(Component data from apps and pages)
== Segment start ==

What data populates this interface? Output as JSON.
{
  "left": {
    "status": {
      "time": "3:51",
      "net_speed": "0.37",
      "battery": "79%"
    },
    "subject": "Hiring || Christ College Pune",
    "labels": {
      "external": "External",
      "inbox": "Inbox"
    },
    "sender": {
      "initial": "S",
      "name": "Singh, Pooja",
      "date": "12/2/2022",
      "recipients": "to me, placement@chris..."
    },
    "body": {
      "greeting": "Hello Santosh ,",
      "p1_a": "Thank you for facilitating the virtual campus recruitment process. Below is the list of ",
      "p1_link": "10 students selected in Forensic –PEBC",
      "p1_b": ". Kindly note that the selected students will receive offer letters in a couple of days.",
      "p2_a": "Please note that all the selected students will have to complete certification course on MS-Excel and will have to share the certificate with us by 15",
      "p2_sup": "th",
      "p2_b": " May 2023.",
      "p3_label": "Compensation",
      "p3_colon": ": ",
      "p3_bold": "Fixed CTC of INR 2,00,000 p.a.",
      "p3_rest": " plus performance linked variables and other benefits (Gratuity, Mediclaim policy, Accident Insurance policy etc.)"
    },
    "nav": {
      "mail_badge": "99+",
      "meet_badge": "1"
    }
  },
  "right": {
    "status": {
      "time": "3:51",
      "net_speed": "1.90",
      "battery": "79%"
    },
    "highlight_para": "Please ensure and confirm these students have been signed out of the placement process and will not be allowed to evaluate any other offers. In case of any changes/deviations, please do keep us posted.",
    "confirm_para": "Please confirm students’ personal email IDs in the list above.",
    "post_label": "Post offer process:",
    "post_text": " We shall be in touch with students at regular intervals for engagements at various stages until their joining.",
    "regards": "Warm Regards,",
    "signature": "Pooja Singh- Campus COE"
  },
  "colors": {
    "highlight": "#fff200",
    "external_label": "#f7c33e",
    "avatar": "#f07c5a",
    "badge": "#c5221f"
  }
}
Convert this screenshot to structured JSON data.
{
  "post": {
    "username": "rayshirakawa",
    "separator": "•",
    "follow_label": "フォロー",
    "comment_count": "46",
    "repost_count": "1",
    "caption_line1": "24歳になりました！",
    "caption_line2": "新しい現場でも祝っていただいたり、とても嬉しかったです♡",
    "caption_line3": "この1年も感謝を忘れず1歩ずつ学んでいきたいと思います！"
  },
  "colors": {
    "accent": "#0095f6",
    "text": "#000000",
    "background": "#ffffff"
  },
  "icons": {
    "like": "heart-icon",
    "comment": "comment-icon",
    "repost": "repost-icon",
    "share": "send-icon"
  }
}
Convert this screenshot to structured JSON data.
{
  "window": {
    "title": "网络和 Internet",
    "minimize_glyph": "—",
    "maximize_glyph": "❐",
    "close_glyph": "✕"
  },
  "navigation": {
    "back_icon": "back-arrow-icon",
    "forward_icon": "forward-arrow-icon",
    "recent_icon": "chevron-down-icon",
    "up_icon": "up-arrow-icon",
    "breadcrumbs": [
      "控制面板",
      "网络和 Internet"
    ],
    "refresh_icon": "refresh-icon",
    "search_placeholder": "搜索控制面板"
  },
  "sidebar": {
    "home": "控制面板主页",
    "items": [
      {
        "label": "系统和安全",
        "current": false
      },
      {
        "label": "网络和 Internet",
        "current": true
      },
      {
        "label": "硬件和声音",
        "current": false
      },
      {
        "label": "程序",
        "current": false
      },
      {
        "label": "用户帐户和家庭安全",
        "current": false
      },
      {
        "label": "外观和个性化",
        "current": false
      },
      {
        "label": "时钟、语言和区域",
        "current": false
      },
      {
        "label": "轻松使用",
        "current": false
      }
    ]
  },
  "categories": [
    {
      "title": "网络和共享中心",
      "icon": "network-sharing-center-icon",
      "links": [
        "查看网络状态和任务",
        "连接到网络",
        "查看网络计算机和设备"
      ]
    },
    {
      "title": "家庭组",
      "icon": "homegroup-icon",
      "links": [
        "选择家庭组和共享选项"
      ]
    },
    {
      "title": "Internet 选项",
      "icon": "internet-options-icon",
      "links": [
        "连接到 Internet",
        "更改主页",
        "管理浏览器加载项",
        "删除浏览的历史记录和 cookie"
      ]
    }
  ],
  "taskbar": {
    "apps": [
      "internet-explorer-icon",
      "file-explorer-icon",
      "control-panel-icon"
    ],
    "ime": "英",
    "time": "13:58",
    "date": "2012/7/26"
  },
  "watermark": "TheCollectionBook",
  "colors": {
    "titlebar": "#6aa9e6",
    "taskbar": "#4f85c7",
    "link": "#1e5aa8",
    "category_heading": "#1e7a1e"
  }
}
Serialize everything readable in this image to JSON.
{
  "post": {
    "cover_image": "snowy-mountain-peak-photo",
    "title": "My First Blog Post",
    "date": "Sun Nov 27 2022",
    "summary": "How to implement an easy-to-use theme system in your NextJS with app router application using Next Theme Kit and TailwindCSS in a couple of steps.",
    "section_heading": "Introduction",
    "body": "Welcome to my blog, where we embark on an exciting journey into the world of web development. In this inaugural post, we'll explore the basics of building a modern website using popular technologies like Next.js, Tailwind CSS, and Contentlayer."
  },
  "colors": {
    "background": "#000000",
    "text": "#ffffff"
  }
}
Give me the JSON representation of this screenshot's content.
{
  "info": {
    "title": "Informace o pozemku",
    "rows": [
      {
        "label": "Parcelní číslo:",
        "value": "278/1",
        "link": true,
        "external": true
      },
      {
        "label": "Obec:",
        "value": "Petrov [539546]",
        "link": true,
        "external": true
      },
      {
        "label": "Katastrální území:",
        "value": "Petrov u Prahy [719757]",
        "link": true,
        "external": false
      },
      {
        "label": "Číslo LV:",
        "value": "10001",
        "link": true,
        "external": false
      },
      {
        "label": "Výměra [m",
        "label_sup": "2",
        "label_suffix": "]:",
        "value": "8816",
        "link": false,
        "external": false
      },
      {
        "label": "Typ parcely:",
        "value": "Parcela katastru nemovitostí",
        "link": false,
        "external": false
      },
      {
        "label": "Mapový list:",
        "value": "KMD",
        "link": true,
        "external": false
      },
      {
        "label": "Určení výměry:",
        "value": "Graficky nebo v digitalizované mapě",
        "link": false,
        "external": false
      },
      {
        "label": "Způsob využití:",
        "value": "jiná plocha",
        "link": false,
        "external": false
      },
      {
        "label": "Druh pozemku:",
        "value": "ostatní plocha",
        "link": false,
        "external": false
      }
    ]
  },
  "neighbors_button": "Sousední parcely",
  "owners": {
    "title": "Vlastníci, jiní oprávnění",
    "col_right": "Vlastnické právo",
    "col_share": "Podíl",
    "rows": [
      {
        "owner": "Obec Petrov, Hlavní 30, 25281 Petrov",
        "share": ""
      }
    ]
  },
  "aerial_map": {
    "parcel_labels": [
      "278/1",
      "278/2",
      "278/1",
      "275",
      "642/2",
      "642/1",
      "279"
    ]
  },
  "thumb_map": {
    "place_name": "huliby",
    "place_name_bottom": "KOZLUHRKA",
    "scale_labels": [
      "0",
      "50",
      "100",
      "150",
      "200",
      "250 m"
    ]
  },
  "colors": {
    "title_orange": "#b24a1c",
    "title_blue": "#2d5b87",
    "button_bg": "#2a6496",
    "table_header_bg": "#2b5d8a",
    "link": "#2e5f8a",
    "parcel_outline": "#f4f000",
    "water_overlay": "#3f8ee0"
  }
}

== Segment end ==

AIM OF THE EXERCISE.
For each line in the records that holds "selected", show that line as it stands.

ANSWER TO THE PROBLEM.
      "p1_link": "10 students selected in Forensic –PEBC",
      "p1_b": ". Kindly note that the selected students will receive offer letters in a couple of days.",
      "p2_a": "Please note that all the selected students will have to complete certification course on MS-Excel and will have to share the certificate with us by 15",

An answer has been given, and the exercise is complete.